In the listing below, look for "JSON" and copy every line that has it.

[Material provided — start]

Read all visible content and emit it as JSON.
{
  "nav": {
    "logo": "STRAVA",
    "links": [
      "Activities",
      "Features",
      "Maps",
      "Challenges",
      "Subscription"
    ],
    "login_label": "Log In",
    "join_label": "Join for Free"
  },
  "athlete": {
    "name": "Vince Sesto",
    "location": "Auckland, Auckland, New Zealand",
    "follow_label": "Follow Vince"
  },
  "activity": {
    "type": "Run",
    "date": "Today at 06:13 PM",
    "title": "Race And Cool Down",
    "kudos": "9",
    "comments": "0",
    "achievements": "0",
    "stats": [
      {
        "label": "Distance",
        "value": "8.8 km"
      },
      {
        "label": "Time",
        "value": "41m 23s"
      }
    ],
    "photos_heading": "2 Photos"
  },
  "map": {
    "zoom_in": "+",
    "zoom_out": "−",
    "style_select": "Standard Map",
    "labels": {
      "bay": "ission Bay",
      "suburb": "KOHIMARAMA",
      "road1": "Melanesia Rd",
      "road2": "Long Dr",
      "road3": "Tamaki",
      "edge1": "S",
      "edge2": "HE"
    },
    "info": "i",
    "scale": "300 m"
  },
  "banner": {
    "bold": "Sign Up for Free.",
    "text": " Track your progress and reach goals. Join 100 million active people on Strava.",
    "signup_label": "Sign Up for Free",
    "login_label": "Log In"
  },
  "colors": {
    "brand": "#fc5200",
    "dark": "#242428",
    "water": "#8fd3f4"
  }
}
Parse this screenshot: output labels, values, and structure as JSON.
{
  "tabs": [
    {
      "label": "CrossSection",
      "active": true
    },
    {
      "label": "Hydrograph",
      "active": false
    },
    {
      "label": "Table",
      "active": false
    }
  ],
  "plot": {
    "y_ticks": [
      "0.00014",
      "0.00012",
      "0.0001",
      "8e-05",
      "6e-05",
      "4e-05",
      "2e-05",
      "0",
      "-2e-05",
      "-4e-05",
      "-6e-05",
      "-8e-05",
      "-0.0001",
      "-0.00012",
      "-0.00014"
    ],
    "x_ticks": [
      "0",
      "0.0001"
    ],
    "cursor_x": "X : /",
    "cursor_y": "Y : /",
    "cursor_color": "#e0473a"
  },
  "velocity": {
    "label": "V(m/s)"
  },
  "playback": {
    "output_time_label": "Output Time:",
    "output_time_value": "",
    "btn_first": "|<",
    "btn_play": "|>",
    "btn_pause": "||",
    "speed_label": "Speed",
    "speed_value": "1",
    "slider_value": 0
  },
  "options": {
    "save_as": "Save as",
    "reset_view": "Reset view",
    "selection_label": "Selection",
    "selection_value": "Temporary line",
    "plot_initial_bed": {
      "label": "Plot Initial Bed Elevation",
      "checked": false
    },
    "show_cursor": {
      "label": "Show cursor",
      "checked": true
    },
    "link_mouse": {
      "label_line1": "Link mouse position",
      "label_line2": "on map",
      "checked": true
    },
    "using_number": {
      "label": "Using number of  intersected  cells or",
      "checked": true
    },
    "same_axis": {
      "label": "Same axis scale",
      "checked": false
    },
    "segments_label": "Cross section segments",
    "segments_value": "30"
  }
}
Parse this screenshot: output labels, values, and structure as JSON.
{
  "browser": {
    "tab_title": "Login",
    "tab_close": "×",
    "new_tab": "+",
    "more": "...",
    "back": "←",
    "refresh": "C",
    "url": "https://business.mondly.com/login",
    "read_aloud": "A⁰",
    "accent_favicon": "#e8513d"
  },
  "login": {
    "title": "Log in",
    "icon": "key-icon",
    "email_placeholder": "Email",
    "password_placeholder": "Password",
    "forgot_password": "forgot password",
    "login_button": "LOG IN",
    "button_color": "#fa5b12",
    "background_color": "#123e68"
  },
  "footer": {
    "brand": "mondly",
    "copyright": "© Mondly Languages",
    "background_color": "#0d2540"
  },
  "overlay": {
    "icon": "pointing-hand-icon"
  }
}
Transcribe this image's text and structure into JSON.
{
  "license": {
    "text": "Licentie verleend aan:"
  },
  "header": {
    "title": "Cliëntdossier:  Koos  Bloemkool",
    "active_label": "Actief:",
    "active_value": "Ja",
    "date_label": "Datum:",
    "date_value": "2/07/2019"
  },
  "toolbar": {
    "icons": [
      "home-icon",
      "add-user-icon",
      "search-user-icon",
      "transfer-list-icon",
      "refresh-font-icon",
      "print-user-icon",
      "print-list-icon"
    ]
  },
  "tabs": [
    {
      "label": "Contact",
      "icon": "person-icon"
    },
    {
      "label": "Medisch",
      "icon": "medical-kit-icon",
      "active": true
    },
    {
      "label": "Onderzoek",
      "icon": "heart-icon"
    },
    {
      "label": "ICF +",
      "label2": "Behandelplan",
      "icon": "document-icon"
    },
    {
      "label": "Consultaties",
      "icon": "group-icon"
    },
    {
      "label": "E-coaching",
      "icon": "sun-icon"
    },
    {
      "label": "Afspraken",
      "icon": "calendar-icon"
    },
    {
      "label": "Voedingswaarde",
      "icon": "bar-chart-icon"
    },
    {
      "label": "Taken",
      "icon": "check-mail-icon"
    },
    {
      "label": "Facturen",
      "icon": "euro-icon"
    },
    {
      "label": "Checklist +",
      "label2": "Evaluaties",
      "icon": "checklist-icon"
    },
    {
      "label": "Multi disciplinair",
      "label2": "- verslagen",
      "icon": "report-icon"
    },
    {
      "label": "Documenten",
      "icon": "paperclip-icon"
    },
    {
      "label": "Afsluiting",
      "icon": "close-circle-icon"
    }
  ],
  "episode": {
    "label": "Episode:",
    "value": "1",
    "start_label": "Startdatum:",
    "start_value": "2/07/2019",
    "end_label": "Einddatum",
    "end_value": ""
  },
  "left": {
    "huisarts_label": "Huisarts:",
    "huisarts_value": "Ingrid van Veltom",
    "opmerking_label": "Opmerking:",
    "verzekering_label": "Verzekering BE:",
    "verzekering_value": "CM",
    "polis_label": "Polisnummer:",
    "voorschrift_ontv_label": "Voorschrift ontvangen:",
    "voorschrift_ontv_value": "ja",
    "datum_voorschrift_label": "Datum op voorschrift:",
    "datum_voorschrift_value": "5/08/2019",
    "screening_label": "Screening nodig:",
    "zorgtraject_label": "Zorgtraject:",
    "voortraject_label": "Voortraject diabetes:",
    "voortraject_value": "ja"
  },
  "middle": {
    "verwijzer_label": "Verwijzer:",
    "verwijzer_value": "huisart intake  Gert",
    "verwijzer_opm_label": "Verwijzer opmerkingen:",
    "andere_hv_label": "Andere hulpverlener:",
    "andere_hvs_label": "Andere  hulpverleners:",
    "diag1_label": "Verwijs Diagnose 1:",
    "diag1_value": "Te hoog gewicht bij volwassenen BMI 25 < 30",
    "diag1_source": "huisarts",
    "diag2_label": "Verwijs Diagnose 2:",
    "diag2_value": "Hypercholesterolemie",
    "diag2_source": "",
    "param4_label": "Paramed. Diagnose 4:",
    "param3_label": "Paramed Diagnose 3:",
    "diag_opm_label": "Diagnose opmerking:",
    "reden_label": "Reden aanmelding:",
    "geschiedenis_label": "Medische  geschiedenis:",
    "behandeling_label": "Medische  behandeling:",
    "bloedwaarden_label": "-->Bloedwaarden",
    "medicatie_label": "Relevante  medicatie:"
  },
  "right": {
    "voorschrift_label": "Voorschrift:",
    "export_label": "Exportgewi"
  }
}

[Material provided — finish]

__Result of this exercise__.
Read all visible content and emit it as JSON.
Parse this screenshot: output labels, values, and structure as JSON.
Parse this screenshot: output labels, values, and structure as JSON.
Transcribe this image's text and structure into JSON.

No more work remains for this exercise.